The Working Group on the UPR reviewed India in November 2022 and the outcome report was adopted at the Human Rights Council 52 March session in 2023. This report includes recommendations on Dalits, caste, hate speech, racism, water and sanitation, women and girls' rights and many more.
UPR India 4th Cycle, list of recommendations on caste and related topics
The report is focused on contemporary forms of slavery affecting persons belonging to ethnic, religious and linguistic minority communities. In that context, the Special Rapporteur identifies the main causes of contemporary forms of slavery affecting these groups and the main manifestations, such as chattel slavery; forced and bonded labour; domestic servitude; sexual slavery; child and forced marriage; and child labour.
Tomoya Obokata, the UN Special Rapporteur on contemporary forms of slavery, today welcomed progress in strengthening Mauritania’s legal framework and building the political will to combat slavery, but cautioned that much work still lay ahead.
Open letter re Corporate Sustainability Due Diligence Directive proposal1 adopted by the European Commission on February 23rd. Which lays down rules for companies to respect human rights and the environment in global value chains.
India has approximately 100 million Dalit women. Sixty million of them are employed in domestic labour. 2006 Right Livelihood Laureate Ruth Manorama has dedicated her life to achieving equality and social justice for them, both at the national and international level.
In Pakistan, forced marriages and forced conversions of women and girls affect Hindu and Christian minorities disproportionately. There are frequent reports that persons belonging to these minorities are kidnapped and subjugated to physical and emotional abuse involving threats of violence.
On 14 November the Alderbugh Cinema DocFest invited the IDSN Executive Director to speak about Dalit women human rights defenders and caste in South Asia at the screening of the award winning documentary Writing with Fire.
Sanitation workers in Mumbai were declared ‘volunteers’ under a dubious privatisation plan, and denied their rightful wages. A protest led to further injustice.
Ms Narkar is one of dozens of women Ms Pradeep has been training to help rape survivors - especially those from the Dalit community - get justice.
The trial for the Rukum (West) mass murder is still underway, more than a year since the incident. The families of the victims are getting increasingly worried if justice will ever be delivered.
The 20-year-old Dalit woman was allegedly gang-raped and murdered by four Thakur men in UP’s Hathras district last September.
The gang rape and murder of a 19-year-old Dalit girl in a village in the north Indian state of Uttar Pradesh last September had caused a public outcry and weeks of protests.
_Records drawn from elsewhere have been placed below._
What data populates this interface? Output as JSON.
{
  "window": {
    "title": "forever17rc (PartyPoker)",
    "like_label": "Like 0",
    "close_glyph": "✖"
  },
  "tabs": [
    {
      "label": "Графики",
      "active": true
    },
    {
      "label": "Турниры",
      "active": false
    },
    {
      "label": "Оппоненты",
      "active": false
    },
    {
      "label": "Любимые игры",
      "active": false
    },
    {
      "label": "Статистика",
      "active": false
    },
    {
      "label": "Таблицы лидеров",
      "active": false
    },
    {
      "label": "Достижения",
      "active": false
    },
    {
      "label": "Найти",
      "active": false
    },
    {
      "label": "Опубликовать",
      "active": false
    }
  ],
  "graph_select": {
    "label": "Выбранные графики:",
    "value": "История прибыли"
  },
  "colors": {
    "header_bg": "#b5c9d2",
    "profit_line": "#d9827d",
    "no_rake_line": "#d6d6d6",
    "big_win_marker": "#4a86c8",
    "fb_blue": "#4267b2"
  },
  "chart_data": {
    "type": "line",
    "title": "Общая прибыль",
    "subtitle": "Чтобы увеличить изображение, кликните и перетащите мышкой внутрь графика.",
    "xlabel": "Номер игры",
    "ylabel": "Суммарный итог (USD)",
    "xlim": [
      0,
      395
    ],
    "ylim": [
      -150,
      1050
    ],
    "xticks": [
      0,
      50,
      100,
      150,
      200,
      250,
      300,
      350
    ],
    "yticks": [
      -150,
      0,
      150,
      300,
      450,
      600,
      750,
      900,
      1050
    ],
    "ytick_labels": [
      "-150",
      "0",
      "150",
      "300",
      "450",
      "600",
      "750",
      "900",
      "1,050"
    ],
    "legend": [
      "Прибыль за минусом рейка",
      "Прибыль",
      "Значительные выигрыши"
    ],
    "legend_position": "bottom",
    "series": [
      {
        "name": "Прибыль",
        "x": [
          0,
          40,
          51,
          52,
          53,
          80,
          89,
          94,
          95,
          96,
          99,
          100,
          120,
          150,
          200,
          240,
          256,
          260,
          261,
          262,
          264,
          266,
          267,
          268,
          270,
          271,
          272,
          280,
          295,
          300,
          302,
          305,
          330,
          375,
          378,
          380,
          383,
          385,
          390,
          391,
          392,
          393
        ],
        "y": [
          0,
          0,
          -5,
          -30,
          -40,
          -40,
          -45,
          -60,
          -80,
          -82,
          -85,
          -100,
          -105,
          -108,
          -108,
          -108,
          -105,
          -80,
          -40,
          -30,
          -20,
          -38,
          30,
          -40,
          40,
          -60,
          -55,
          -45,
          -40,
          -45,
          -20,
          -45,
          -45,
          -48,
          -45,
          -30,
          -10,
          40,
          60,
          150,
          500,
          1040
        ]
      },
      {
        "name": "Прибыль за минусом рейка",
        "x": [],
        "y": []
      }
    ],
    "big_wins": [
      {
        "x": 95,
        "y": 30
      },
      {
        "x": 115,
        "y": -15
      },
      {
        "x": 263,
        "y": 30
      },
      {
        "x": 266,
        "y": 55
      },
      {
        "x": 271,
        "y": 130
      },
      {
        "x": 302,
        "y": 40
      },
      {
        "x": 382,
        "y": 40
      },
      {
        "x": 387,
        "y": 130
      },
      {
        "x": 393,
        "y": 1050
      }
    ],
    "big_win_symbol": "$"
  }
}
But a year on, the family of the victim has told Al Jazeera that their hopes for justice are fading as the case has dragged on. Of the 104 witnesses only 15 have deposed in the court so far, said Seema Kushwaha, the victim’s lawyer.
A three-part report examining the challenges and opportunities available for the Dalit justice defenders’ community across South Asia in Nepal, Bangladesh, and India.
Dalit women human rights defenders across the country are working bravely and tirelessly to support survivors of sexual violence; sometimes at great risk to their own personal safety and security. Dalit WHRDs need to be supported by the government and other NGOs, and recognised for their exemplary work and struggle for social justice.
In the present case of gang rape and murder of 19 years old girl of Hathras, Uttar Pradesh, every statutory provision prescribed by law of the land (especially PoA Act) to ensure relief and justice to the victim’s family was set aside by the police and administration of the State.
Dalit women and girls are often subjected to more severe or aggravated forms of sexual violence, such as gang rapes or rape with murder, and there is commonly a collective nature to these crimes, with offenders from dominant castes acting in groups to commit offences.
In connection with their participation in the 48 th Human Rights Council session, states are encouraged to consider the ongoing and systemic practice of discrimination based on work and descent, also known as caste-based discrimination, affecting more than 260 million people globally.